The author's youthfulness helps to assure the inevitable comparison with the Anne Frank diary although over and above the sphere of suffering shared, and in this case extended to the death march itself, there is no spiritual or emotional legacy here to offset any reader reluctance.

Pub Date: Jan. 16, 2006

ISBN: 0374500010

Page Count: 120

Publisher: Hill & Wang

Review Posted Online: Oct. 7, 2011

Kirkus Reviews Issue: Jan. 15, 2006

Did you like this book?

Buffs of the Old West will enjoy Clavin’s careful research and vivid writing.

TOMBSTONE

THE EARP BROTHERS, DOC HOLLIDAY, AND THE VENDETTA RIDE FROM HELL

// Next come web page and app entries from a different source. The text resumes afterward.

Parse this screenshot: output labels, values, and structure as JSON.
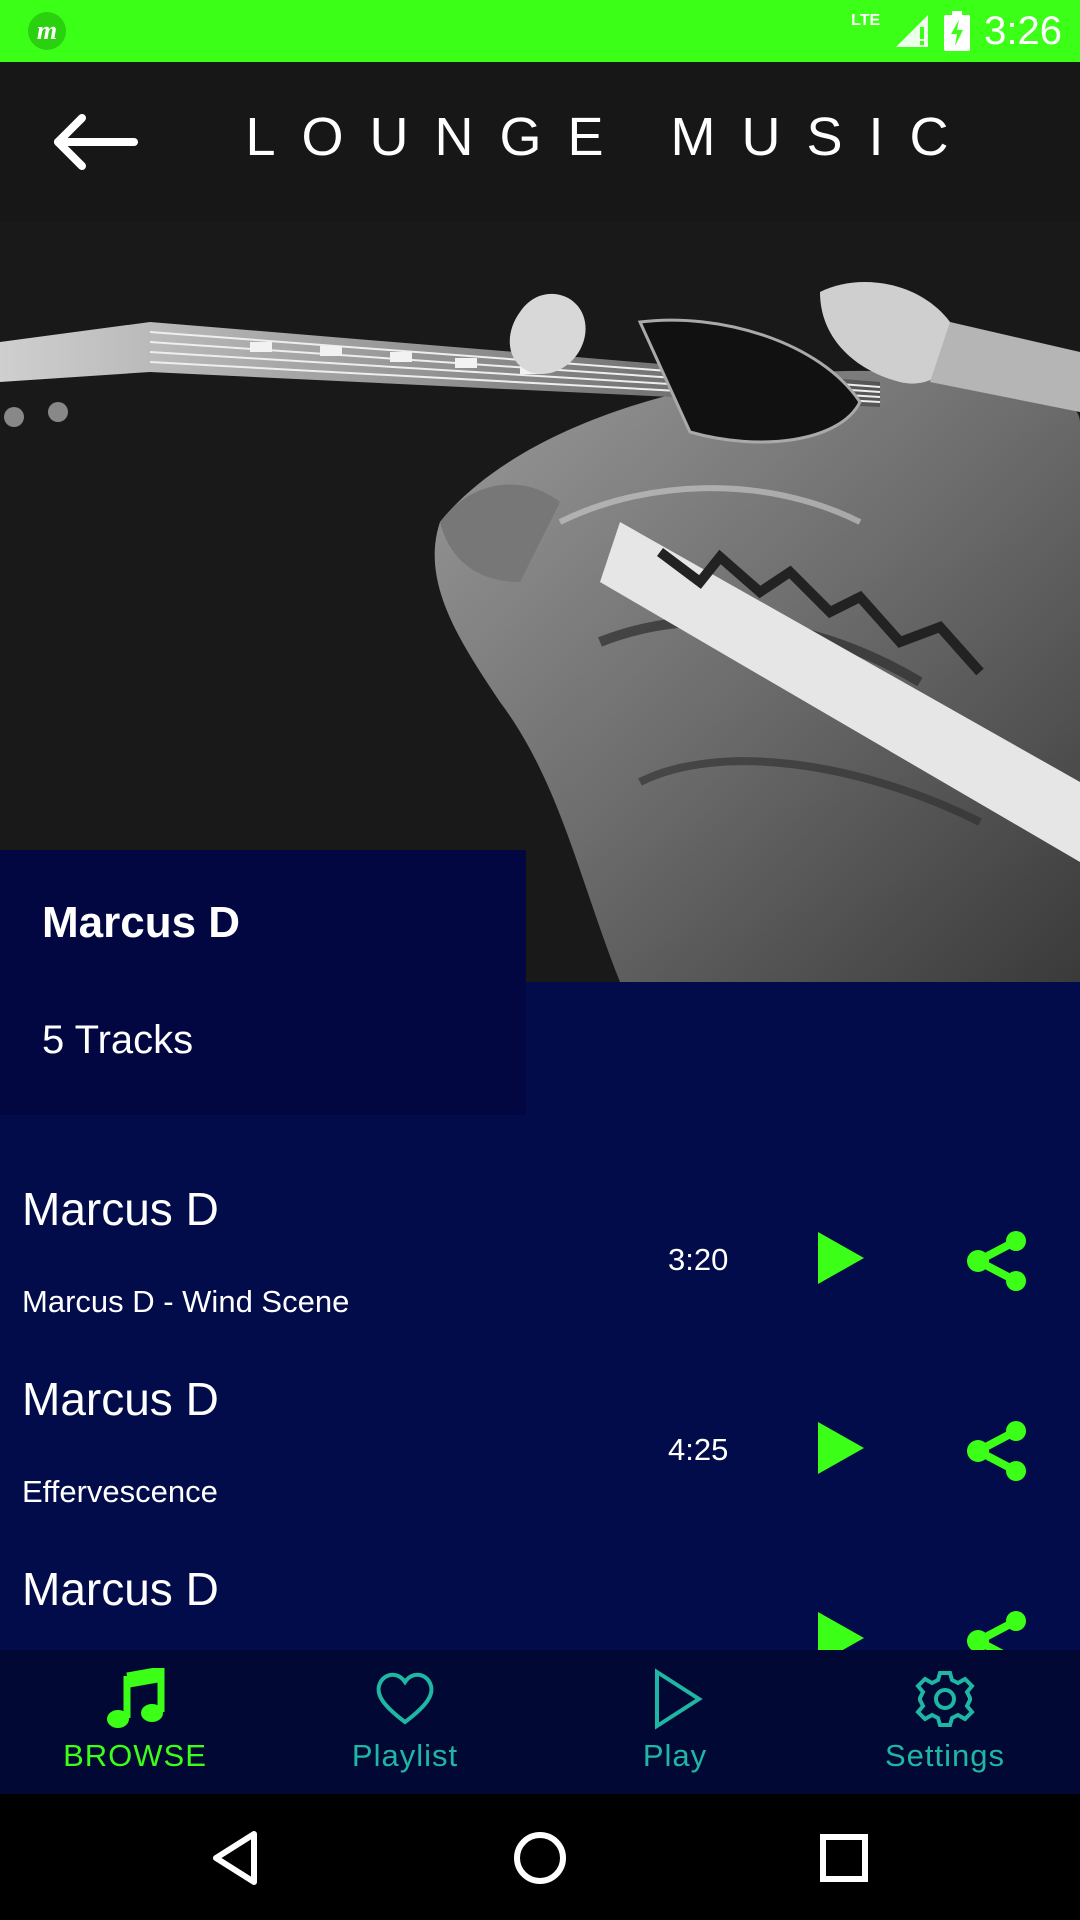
{
  "status_bar": {
    "time": "3:26",
    "network": "LTE",
    "background": "#3cff17"
  },
  "header": {
    "title": "LOUNGE MUSIC",
    "back_icon": "arrow-left-icon"
  },
  "hero": {
    "description_icon": "guitar-player-photo"
  },
  "artist_card": {
    "name": "Marcus D",
    "tracks_label": "5 Tracks"
  },
  "tracks": [
    {
      "artist": "Marcus D",
      "title": "Marcus D - Wind Scene",
      "duration": "3:20"
    },
    {
      "artist": "Marcus D",
      "title": "Effervescence",
      "duration": "4:25"
    },
    {
      "artist": "Marcus D",
      "title": "",
      "duration": ""
    }
  ],
  "bottom_nav": {
    "items": [
      {
        "label": "BROWSE",
        "icon": "music-note-icon",
        "active": true
      },
      {
        "label": "Playlist",
        "icon": "heart-icon",
        "active": false
      },
      {
        "label": "Play",
        "icon": "play-icon",
        "active": false
      },
      {
        "label": "Settings",
        "icon": "gear-icon",
        "active": false
      }
    ]
  },
  "colors": {
    "accent": "#3cff17",
    "list_bg": "#030c4a",
    "card_bg": "#020742",
    "nav_inactive": "#1fb6a4"
  }
}
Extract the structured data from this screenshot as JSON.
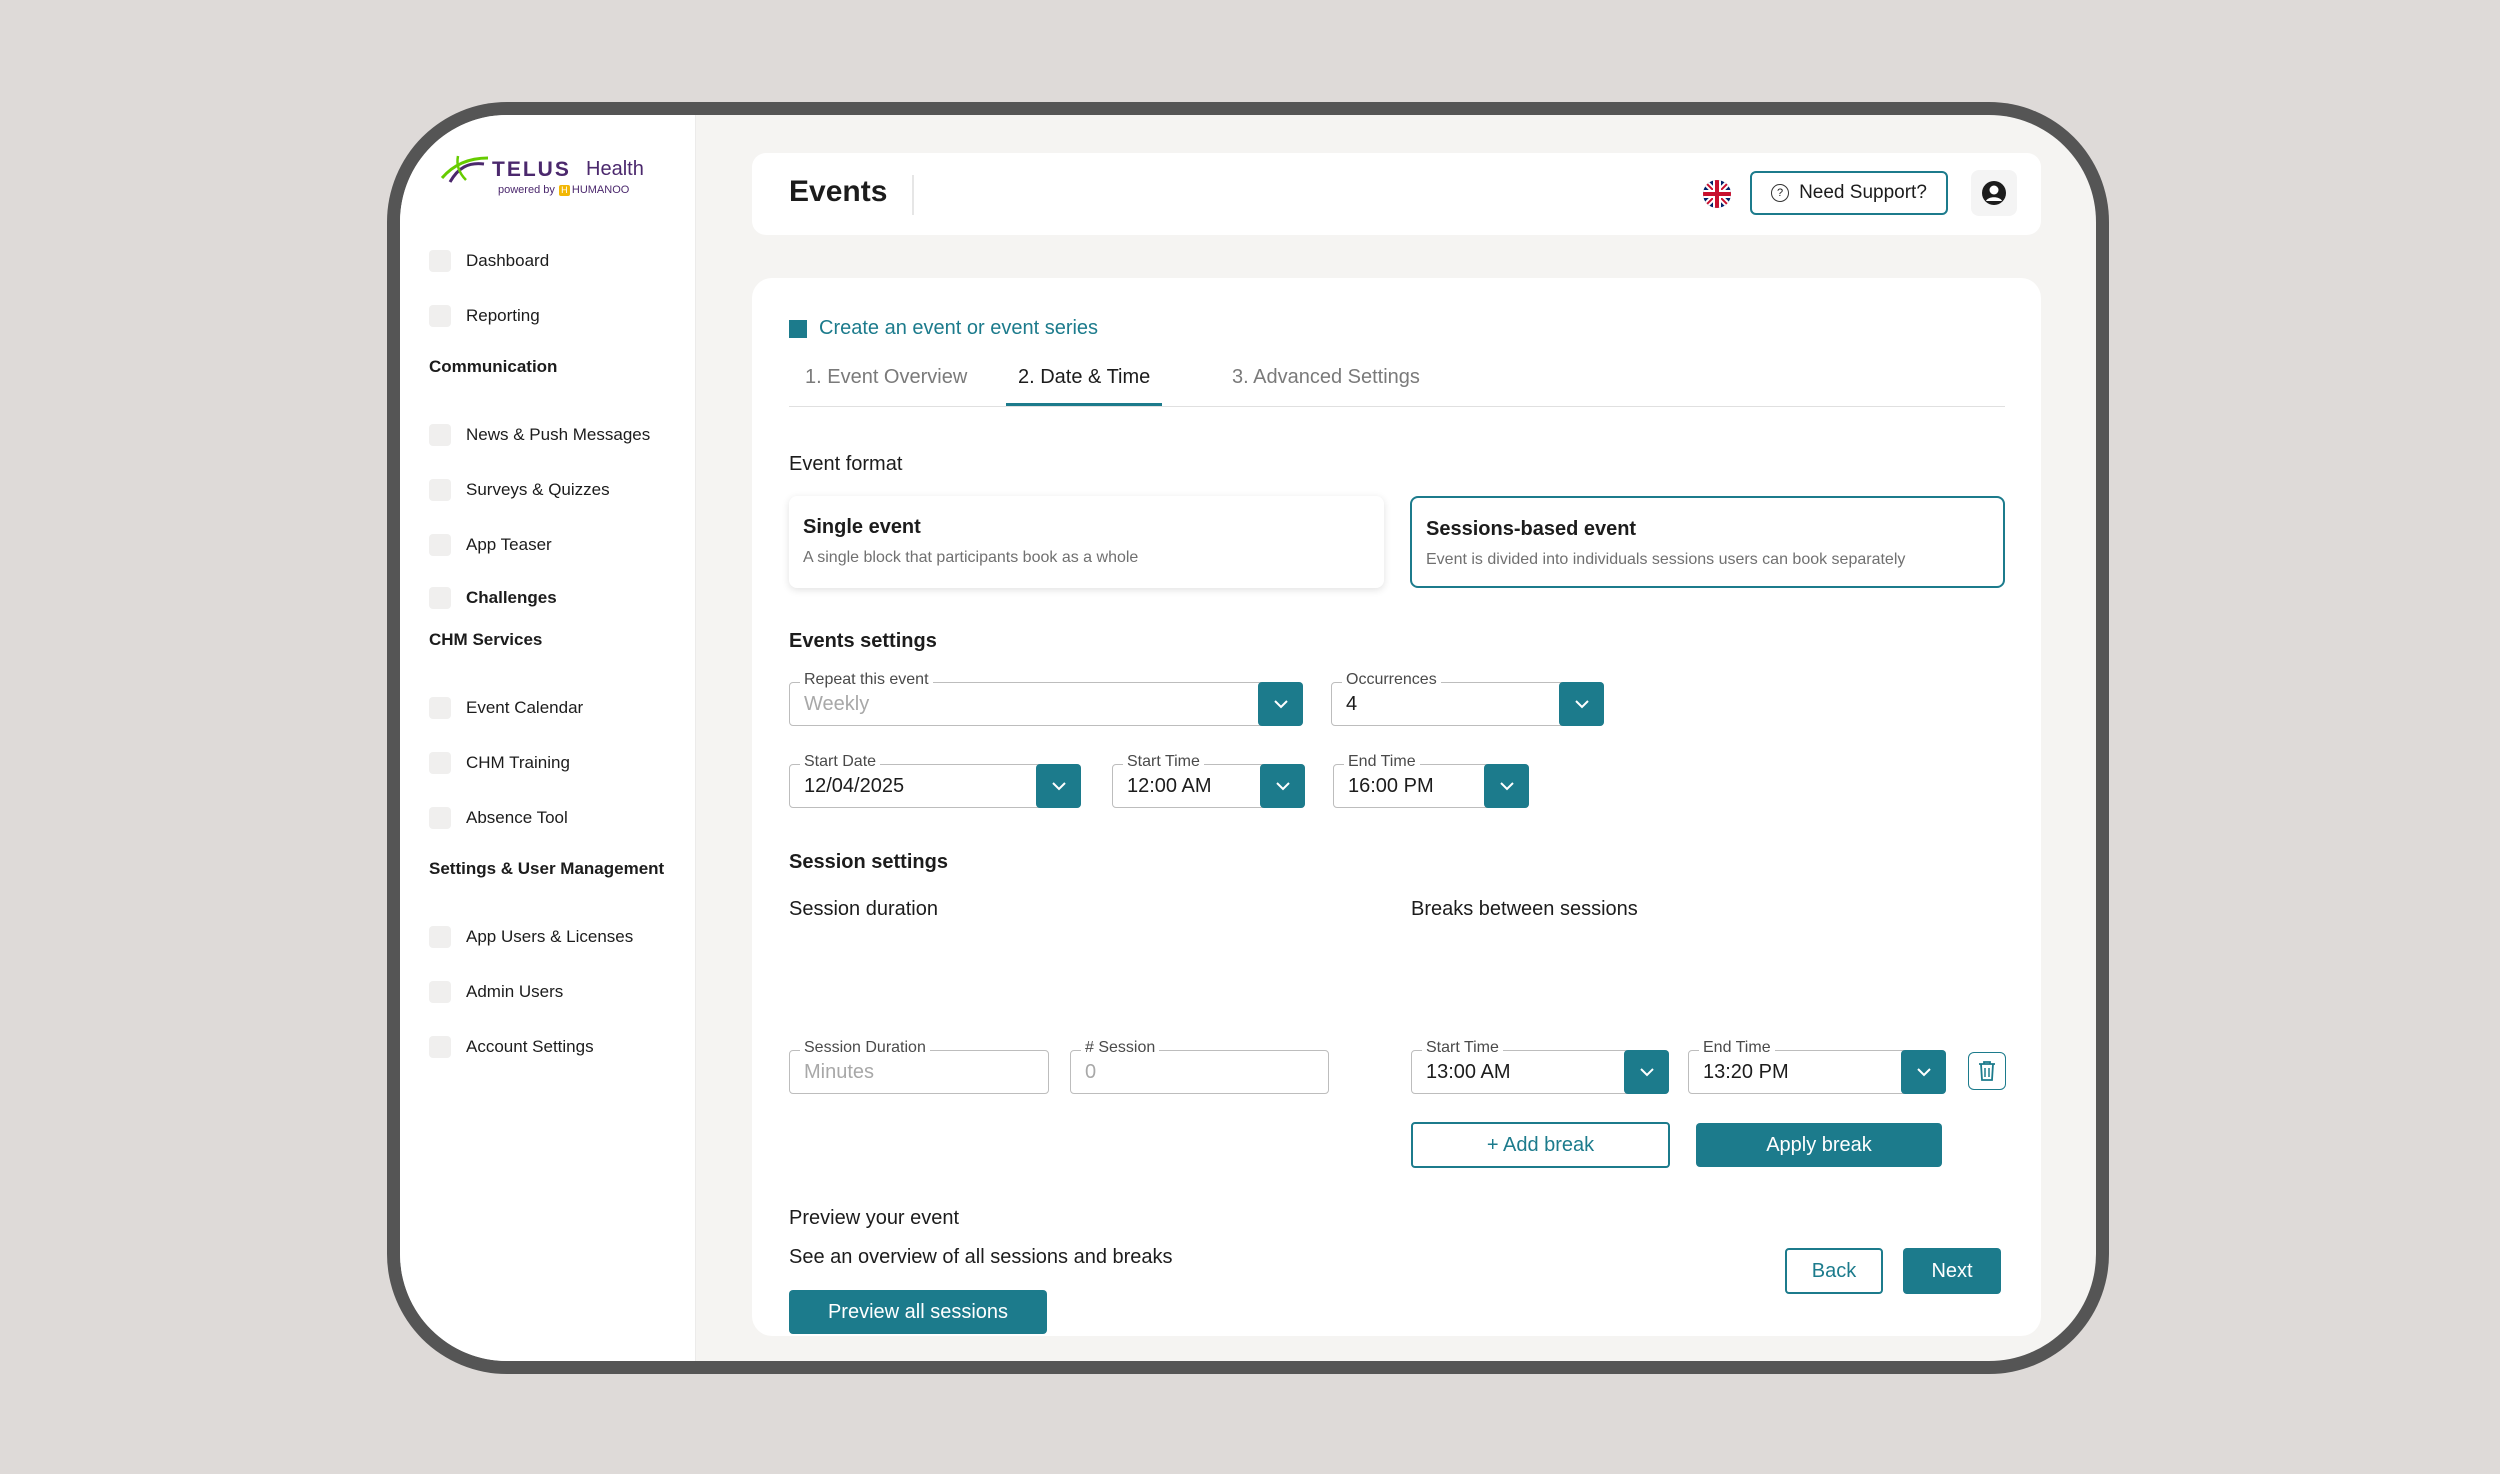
{
  "brand": {
    "telus": "TELUS",
    "health": "Health",
    "powered_by": "powered by",
    "humanoo": "HUMANOO"
  },
  "sidebar": {
    "items_top": [
      {
        "label": "Dashboard"
      },
      {
        "label": "Reporting"
      }
    ],
    "communication": {
      "header": "Communication",
      "items": [
        {
          "label": "News & Push Messages"
        },
        {
          "label": "Surveys & Quizzes"
        },
        {
          "label": "App Teaser"
        },
        {
          "label": "Challenges"
        }
      ]
    },
    "chm": {
      "header": "CHM Services",
      "items": [
        {
          "label": "Event Calendar"
        },
        {
          "label": "CHM Training"
        },
        {
          "label": "Absence Tool"
        }
      ]
    },
    "settings": {
      "header": "Settings & User Management",
      "items": [
        {
          "label": "App Users & Licenses"
        },
        {
          "label": "Admin Users"
        },
        {
          "label": "Account Settings"
        }
      ]
    }
  },
  "header": {
    "title": "Events",
    "support_label": "Need Support?"
  },
  "wizard": {
    "breadcrumb": "Create an event or event series",
    "tabs": [
      {
        "label": "1. Event Overview"
      },
      {
        "label": "2. Date & Time"
      },
      {
        "label": "3. Advanced Settings"
      }
    ],
    "active_tab": 1
  },
  "event_format": {
    "label": "Event format",
    "single": {
      "title": "Single event",
      "desc": "A single block that participants book as a whole"
    },
    "sessions": {
      "title": "Sessions-based event",
      "desc": "Event is divided into individuals sessions users can book separately"
    }
  },
  "events_settings": {
    "header": "Events settings",
    "repeat": {
      "label": "Repeat this event",
      "value": "Weekly"
    },
    "occurrences": {
      "label": "Occurrences",
      "value": "4"
    },
    "start_date": {
      "label": "Start Date",
      "value": "12/04/2025"
    },
    "start_time": {
      "label": "Start Time",
      "value": "12:00 AM"
    },
    "end_time": {
      "label": "End Time",
      "value": "16:00 PM"
    }
  },
  "session_settings": {
    "header": "Session settings",
    "duration_label": "Session duration",
    "duration": {
      "label": "Session Duration",
      "placeholder": "Minutes"
    },
    "count": {
      "label": "# Session",
      "placeholder": "0"
    },
    "breaks_label": "Breaks between sessions",
    "break_start": {
      "label": "Start Time",
      "value": "13:00 AM"
    },
    "break_end": {
      "label": "End Time",
      "value": "13:20 PM"
    },
    "add_break": "+ Add break",
    "apply_break": "Apply break"
  },
  "preview": {
    "label": "Preview your event",
    "desc": "See an overview of all sessions and breaks",
    "button": "Preview all sessions"
  },
  "footer": {
    "back": "Back",
    "next": "Next"
  },
  "colors": {
    "accent": "#1c7b8c",
    "brand_purple": "#4b286d",
    "brand_green": "#66cc00"
  }
}
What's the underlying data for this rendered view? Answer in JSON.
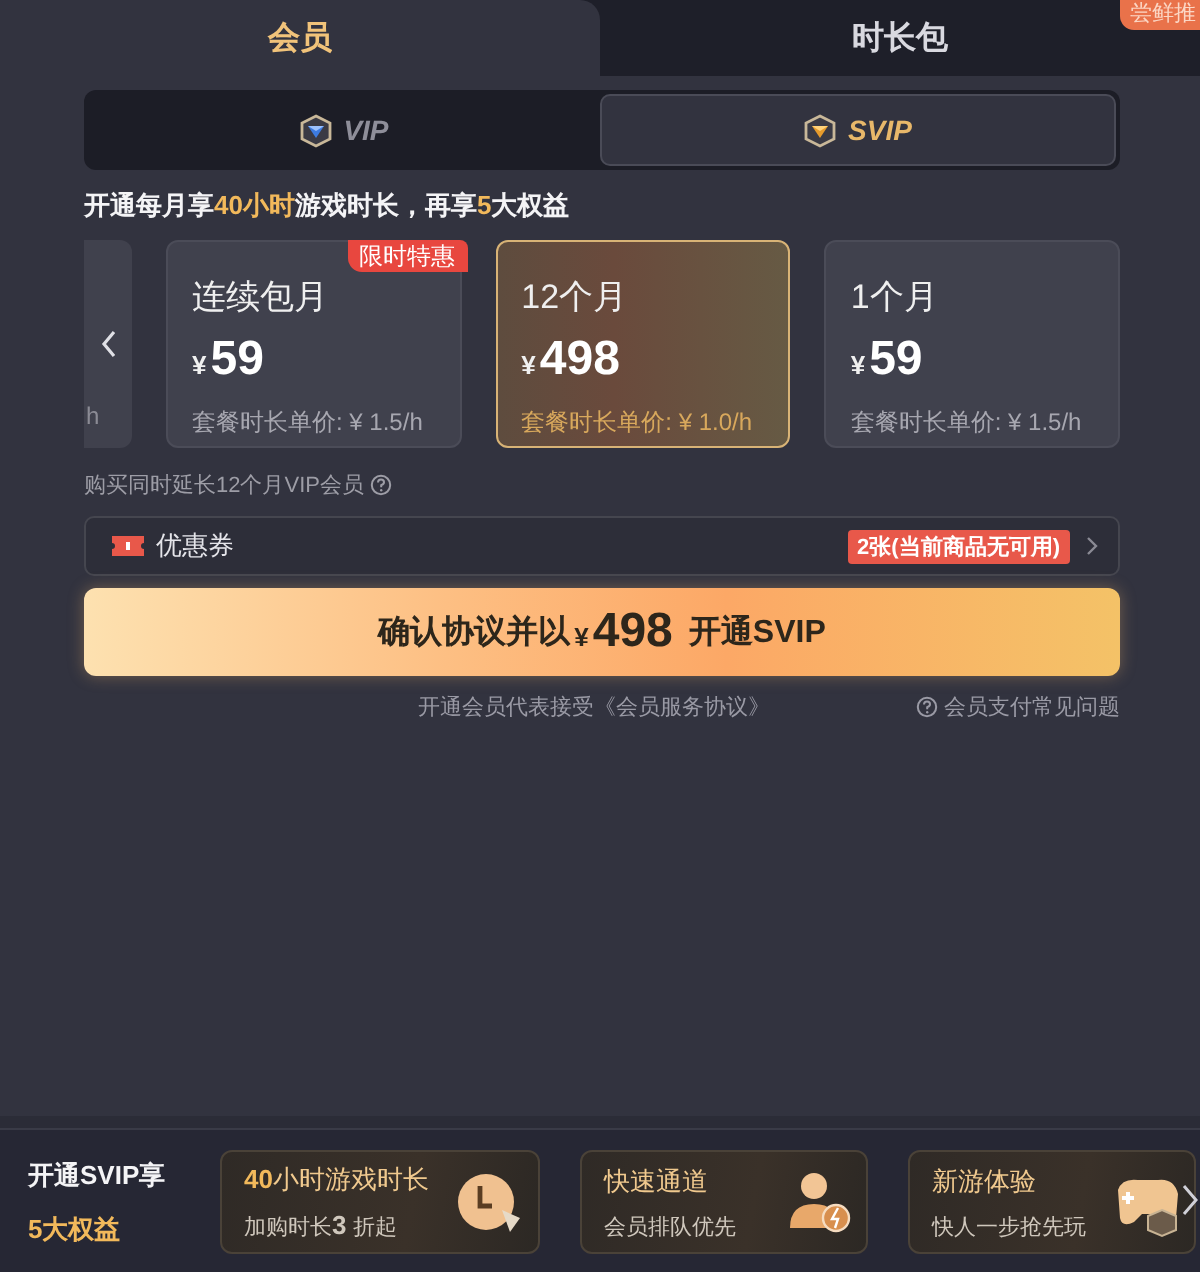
{
  "tabs": [
    {
      "label": "会员",
      "selected": true
    },
    {
      "label": "时长包",
      "selected": false,
      "badge": "尝鲜推"
    }
  ],
  "tiers": [
    {
      "label": "VIP",
      "kind": "vip",
      "selected": false
    },
    {
      "label": "SVIP",
      "kind": "svip",
      "selected": true
    }
  ],
  "headline": "开通每月享**40小时**游戏时长，再享**5**大权益",
  "plans": [
    {
      "kind": "partial",
      "unit_price": "h"
    },
    {
      "kind": "plan",
      "name": "连续包月",
      "currency": "¥",
      "price": "59",
      "unit_price": "套餐时长单价: ¥ 1.5/h",
      "badge": "限时特惠",
      "selected": false
    },
    {
      "kind": "plan",
      "name": "12个月",
      "currency": "¥",
      "price": "498",
      "unit_price": "套餐时长单价: ¥ 1.0/h",
      "selected": true
    },
    {
      "kind": "plan",
      "name": "1个月",
      "currency": "¥",
      "price": "59",
      "unit_price": "套餐时长单价: ¥ 1.5/h",
      "selected": false
    }
  ],
  "note": "购买同时延长12个月VIP会员",
  "coupon": {
    "label": "优惠券",
    "status": "2张(当前商品无可用)"
  },
  "confirm": {
    "before": "确认协议并以",
    "currency": "¥",
    "price": "498",
    "after": "开通SVIP"
  },
  "agreement": "开通会员代表接受《会员服务协议》",
  "faq": "会员支付常见问题",
  "benefits": {
    "title": "开通SVIP享",
    "subtitle": "5大权益",
    "items": [
      {
        "kind": "clock",
        "title": "**40**小时游戏时长",
        "text": "加购时长**3** 折起"
      },
      {
        "kind": "user",
        "title": "快速通道",
        "text": "会员排队优先"
      },
      {
        "kind": "gamepad",
        "title": "新游体验",
        "text": "快人一步抢先玩"
      }
    ]
  }
}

Rootin’-tootin’ history of the dry-gulchers, horn-swogglers, and outright killers who populated the Wild West’s wildest city in the late 19th century.

The stories of Wyatt Earp and company, the shootout at the O.K. Corral, and Geronimo and the Apache Wars are all well known. Clavin, who has written books on Dodge City and Wild Bill Hickok, delivers a solid narrative that usefully links significant events—making allies of white enemies, for instance, in facing down the Apache threat, rustling from Mexico, and other ethnically charged circumstances. The author is a touch revisionist, in the modern fashion, in noting that the Earps and Clantons weren’t as bloodthirsty as popular culture has made them out to be. For example, Wyatt and Bat Masterson “took the ‘peace’ in peace officer literally and knew that the way to tame the notorious town was not to outkill the bad guys but to intimidate them, sometimes with the help of a gun barrel to the skull.” Indeed, while some of the Clantons and some of the Earps died violently, most—Wyatt, Bat, Doc Holliday—died of cancer and other ailments, if only a few of old age. Clavin complicates the story by reminding readers that the Earps weren’t really the law in Tombstone and sometimes fell on the other side of the line and that the ordinary citizens of Tombstone and other famed Western venues valued order and peace and weren’t particularly keen on gunfighters and their mischief. Still, updating the old notion that the Earp myth is the American Iliad, the author is at his best when he delineates those fraught spasms of violence. “It is never a good sign for law-abiding citizens,” he writes at one high point, “to see Johnny Ringo rush into town, both him and his horse all in a lather.” Indeed not, even if Ringo wound up killing himself and law-abiding Tombstone faded into obscurity when the silver played out.

Buffs of the Old West will enjoy Clavin’s careful research and vivid writing.

Pub Date: April 21, 2020

ISBN: 978-1-250-21458-4

Page Count: 400

Publisher: St. Martin's

Review Posted Online: Jan. 20, 2020

Kirkus Reviews Issue: Feb. 15, 2020

Did you like this book?

No Comments Yet
more